Heim managed to pass Busch for the lead on slicks on a Lap 43 restart and was never passed again. But the driver of the No. 11 Toyota credited crew chief Scott Zipadelli for the opening stint on wets, nailing the tire setup to allow Heim to work from fourth to second and have a shot at the lead.

“It seemed like a lot of people had a lot of different reactions with their trucks. I think it was all about air pressures,” Heim said. “Scott and my crew hit it on the dot right there and really gave us a good opportunity right there from the start.”

Another takeaway from the opening stint was just how much the tires wore. As rubber laid down and the track dried, lap times slowed significantly.

“Yeah, there was falloff. We need more tires like those,” Busch said.

A view of the Goodyear Eagle Wet-Weather Radials used in Friday night's Truck Series race.
Goodyear Eagle Wet-Weather Radials used Friday night. Photo by Sean Gardner of Getty Images.

NASCAR and Goodyear worked at Martinsville and Richmond Raceway to develop a tire capable of handling damp conditions on short ovals. That led to the introduction of a wet-weather package for most tracks 1 mile in length or shorter — the exceptions being Bristol Motor Speedway and Dover Motor Speedway.

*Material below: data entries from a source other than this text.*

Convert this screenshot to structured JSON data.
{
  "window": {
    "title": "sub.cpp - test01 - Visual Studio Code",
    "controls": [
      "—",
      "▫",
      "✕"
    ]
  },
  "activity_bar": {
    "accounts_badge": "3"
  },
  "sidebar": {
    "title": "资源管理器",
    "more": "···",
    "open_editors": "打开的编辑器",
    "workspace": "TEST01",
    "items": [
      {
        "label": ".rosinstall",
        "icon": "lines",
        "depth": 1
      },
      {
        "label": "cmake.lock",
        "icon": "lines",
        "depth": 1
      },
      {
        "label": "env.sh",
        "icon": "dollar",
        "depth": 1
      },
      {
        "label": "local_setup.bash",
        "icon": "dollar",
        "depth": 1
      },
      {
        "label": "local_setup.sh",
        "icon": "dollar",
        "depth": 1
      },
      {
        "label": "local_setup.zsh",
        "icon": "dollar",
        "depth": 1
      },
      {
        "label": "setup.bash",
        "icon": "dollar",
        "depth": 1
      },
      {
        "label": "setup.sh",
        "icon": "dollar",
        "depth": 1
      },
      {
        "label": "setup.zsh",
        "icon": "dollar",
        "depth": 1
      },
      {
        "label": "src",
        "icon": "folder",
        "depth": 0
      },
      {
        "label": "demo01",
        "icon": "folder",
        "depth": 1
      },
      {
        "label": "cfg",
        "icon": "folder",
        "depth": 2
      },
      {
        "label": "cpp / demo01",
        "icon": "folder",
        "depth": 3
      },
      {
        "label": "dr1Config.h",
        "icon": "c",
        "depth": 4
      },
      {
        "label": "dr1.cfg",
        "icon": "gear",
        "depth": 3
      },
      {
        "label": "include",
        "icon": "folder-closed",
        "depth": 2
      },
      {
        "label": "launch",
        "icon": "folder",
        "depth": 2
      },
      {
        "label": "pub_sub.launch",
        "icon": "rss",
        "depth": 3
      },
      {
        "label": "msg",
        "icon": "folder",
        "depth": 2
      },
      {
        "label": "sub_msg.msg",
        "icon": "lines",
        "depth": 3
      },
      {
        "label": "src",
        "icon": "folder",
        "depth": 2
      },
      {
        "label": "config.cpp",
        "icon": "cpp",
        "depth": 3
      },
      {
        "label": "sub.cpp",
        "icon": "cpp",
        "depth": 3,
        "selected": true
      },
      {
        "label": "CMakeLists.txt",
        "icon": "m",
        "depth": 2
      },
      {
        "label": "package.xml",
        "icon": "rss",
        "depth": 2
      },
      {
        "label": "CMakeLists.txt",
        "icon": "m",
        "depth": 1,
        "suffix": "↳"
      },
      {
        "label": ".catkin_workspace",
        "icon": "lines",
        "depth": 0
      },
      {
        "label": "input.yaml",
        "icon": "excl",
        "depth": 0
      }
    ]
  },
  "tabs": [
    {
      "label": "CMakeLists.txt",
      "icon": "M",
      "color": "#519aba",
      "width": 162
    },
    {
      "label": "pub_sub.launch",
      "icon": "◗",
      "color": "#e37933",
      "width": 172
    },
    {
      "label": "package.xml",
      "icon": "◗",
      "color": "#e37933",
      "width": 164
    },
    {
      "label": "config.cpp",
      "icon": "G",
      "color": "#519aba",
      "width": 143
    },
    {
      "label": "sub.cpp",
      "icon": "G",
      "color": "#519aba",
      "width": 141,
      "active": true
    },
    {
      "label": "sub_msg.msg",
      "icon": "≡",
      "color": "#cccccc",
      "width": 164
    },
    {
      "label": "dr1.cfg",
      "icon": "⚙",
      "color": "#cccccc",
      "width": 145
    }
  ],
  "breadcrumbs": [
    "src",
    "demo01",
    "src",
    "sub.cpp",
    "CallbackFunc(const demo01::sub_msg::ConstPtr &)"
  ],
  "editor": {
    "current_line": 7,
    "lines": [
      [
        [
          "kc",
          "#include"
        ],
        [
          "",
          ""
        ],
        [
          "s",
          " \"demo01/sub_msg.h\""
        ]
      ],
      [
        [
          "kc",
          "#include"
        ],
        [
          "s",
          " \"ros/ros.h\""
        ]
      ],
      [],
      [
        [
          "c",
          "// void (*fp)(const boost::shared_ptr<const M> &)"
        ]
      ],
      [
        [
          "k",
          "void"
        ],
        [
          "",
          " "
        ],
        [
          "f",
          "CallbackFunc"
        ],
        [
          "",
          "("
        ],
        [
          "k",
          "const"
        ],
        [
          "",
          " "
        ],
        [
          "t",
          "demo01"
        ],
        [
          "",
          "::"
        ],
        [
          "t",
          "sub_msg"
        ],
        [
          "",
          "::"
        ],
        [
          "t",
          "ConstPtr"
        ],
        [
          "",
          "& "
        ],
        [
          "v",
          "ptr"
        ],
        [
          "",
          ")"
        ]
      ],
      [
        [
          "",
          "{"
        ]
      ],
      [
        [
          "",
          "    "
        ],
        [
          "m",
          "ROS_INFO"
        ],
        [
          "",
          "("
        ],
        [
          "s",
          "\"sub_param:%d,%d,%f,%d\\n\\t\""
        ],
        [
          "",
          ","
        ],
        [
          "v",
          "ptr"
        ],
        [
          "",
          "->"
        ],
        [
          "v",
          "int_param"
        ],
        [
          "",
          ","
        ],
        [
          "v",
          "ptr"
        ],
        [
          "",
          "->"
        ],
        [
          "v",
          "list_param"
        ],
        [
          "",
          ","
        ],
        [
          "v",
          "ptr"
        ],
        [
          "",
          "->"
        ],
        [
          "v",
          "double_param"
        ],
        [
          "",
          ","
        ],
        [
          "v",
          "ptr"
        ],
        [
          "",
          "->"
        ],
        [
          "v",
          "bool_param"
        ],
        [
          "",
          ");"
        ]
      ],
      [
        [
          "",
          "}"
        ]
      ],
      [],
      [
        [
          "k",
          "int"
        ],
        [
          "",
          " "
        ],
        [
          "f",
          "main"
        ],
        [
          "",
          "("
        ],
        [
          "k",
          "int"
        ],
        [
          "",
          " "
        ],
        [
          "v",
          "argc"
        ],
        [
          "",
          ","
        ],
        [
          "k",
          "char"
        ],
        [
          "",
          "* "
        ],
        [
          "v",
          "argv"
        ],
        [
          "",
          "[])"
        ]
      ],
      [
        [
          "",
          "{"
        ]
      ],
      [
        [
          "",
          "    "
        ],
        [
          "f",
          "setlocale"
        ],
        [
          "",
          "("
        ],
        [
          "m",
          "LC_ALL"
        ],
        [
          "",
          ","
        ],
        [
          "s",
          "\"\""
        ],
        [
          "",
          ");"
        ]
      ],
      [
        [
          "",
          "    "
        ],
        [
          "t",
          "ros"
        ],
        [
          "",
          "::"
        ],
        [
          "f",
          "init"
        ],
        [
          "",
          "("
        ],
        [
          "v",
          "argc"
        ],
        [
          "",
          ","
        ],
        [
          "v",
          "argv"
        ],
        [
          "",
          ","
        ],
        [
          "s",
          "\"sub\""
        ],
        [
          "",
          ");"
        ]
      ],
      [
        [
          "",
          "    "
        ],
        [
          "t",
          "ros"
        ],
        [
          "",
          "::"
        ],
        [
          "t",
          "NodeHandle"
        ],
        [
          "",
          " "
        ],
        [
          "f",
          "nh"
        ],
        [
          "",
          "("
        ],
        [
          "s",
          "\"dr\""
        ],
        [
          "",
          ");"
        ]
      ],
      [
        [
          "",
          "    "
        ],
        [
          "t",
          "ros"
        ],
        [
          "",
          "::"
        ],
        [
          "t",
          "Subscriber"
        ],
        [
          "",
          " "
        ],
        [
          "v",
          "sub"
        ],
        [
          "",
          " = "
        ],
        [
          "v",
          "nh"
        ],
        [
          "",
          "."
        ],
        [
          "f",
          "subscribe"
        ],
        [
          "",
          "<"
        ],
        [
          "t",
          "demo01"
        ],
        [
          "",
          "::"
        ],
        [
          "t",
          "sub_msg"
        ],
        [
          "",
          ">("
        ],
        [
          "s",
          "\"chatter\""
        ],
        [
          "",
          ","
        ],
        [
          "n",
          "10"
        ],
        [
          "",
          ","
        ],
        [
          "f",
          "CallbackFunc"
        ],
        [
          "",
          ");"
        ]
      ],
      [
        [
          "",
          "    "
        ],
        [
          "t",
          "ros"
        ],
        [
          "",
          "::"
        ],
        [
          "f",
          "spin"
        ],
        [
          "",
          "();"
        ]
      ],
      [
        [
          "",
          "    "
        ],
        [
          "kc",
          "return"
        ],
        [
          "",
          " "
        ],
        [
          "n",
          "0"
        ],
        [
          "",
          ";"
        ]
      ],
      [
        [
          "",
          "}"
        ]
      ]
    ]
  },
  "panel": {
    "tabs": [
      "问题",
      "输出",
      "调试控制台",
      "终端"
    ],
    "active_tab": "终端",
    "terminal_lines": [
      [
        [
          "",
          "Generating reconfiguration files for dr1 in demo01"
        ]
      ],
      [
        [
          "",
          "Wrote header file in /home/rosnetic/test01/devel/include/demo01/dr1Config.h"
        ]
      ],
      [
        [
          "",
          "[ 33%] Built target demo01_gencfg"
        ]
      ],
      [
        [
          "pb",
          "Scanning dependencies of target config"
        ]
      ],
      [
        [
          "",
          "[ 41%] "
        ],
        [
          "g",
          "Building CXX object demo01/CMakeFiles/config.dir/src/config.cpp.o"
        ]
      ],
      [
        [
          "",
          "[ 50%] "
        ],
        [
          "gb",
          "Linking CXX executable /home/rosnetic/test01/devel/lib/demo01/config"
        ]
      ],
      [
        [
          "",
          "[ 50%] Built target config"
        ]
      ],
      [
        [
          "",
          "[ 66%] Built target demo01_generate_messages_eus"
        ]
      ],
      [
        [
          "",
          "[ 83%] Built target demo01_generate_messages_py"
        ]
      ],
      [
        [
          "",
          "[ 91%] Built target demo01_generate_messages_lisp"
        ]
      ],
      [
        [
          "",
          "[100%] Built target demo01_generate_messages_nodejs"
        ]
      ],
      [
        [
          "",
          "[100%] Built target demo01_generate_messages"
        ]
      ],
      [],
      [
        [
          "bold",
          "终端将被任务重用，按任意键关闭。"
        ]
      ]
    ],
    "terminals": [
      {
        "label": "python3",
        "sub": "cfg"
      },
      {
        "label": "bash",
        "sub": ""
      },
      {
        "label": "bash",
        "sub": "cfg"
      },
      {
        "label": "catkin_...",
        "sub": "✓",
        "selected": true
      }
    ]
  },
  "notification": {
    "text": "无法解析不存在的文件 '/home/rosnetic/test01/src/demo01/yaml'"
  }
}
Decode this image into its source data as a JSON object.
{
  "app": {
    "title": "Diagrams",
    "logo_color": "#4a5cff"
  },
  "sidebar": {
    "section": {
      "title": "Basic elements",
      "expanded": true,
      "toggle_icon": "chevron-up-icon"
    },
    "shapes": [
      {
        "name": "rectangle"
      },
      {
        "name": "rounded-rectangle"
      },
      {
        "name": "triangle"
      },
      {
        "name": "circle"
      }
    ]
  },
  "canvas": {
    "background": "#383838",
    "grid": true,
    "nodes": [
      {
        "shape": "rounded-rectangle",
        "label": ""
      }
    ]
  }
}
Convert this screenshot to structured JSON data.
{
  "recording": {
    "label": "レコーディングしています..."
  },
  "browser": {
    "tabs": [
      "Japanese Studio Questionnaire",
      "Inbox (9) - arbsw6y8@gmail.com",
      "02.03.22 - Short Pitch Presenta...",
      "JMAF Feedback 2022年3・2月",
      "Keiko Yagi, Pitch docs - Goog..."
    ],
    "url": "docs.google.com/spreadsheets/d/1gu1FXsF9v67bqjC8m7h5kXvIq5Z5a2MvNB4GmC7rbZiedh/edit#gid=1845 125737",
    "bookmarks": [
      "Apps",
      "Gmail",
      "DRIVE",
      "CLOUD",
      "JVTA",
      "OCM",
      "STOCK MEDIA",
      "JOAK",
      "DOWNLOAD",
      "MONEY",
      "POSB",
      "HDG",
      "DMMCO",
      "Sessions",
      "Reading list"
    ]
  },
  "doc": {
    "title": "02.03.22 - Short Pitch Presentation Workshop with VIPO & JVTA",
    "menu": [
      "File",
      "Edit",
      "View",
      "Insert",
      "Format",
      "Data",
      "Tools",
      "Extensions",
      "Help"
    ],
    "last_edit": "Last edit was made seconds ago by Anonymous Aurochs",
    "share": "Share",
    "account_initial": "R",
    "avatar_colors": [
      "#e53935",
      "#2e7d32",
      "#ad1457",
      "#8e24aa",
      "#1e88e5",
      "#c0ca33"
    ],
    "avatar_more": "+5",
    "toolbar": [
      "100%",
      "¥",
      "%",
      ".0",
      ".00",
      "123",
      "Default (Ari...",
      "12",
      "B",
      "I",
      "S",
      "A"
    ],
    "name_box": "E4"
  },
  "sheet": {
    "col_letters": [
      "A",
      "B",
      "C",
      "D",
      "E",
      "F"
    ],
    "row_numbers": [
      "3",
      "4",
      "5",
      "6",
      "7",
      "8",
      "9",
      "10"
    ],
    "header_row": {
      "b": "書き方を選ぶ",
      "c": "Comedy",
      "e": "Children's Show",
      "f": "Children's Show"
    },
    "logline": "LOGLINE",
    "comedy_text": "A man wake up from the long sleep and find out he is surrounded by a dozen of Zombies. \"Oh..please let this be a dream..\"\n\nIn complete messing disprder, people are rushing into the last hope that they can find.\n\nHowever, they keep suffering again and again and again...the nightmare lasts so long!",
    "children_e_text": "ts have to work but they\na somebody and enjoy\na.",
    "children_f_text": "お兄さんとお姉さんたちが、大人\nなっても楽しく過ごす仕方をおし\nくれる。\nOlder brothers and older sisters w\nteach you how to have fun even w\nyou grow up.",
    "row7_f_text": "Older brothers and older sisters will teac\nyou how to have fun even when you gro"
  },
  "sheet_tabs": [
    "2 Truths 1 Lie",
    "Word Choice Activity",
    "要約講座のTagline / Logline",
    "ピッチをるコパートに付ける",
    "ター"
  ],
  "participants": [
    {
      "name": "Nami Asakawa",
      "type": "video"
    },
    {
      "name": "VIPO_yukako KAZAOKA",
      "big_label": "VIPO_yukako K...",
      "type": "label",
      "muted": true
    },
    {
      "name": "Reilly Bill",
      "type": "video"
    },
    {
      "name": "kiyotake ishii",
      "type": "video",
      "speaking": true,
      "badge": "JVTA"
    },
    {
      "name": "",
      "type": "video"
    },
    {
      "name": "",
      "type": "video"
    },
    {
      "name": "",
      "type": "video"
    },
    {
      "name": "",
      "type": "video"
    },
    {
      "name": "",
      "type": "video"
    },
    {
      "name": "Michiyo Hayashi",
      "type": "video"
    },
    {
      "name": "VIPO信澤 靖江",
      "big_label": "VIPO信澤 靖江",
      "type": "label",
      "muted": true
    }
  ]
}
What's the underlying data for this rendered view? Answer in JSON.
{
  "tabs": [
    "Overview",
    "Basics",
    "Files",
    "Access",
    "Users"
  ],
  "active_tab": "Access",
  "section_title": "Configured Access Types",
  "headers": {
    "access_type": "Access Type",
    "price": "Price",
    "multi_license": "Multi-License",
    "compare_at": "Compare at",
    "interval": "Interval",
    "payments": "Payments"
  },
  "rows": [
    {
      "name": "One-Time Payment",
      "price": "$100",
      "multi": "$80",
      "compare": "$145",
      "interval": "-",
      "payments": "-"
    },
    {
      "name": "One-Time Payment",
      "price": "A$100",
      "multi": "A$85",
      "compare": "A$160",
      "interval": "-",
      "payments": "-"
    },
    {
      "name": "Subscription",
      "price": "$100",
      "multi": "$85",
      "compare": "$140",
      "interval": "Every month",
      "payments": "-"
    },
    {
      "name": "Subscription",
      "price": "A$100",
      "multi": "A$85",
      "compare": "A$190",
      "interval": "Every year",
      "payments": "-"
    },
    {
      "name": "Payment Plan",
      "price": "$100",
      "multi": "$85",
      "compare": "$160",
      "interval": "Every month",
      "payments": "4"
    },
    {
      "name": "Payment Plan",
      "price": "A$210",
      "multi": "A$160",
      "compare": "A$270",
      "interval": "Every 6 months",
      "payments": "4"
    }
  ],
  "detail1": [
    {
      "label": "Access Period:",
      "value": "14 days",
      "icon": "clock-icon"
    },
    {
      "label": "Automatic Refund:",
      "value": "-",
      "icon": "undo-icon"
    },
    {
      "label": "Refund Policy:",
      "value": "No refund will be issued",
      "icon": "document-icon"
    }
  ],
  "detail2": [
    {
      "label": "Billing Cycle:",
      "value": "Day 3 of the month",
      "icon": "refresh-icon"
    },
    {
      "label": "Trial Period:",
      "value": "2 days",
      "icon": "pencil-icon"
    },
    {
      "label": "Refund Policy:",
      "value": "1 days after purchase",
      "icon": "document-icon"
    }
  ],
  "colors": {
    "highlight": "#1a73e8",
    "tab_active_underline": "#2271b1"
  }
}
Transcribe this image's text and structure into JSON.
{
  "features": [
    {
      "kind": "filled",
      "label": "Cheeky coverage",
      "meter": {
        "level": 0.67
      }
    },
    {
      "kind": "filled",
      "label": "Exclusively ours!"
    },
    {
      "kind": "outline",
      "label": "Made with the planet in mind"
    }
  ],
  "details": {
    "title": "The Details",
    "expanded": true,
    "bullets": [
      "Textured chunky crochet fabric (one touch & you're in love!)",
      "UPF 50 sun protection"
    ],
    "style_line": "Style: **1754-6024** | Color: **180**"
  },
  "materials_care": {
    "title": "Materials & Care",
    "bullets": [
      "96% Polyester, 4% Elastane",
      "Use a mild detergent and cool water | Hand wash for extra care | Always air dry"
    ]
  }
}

“The testing they did, I didn’t put any stock into it. It was a water truck on a sunny day,” Chastain said. “Tonight, as a sport and industry, I think we will study this, and they (officials) will ask drivers up and down pit lane. And I will encourage drivers and NASCAR to talk and let’s get these Truck Series drivers — this field has the most knowledge now. And let’s learn from this for all of us because I’m telling you, man, I know it stinked to sit up there and the stands and watch this, but we could’ve finished this race in these conditions.”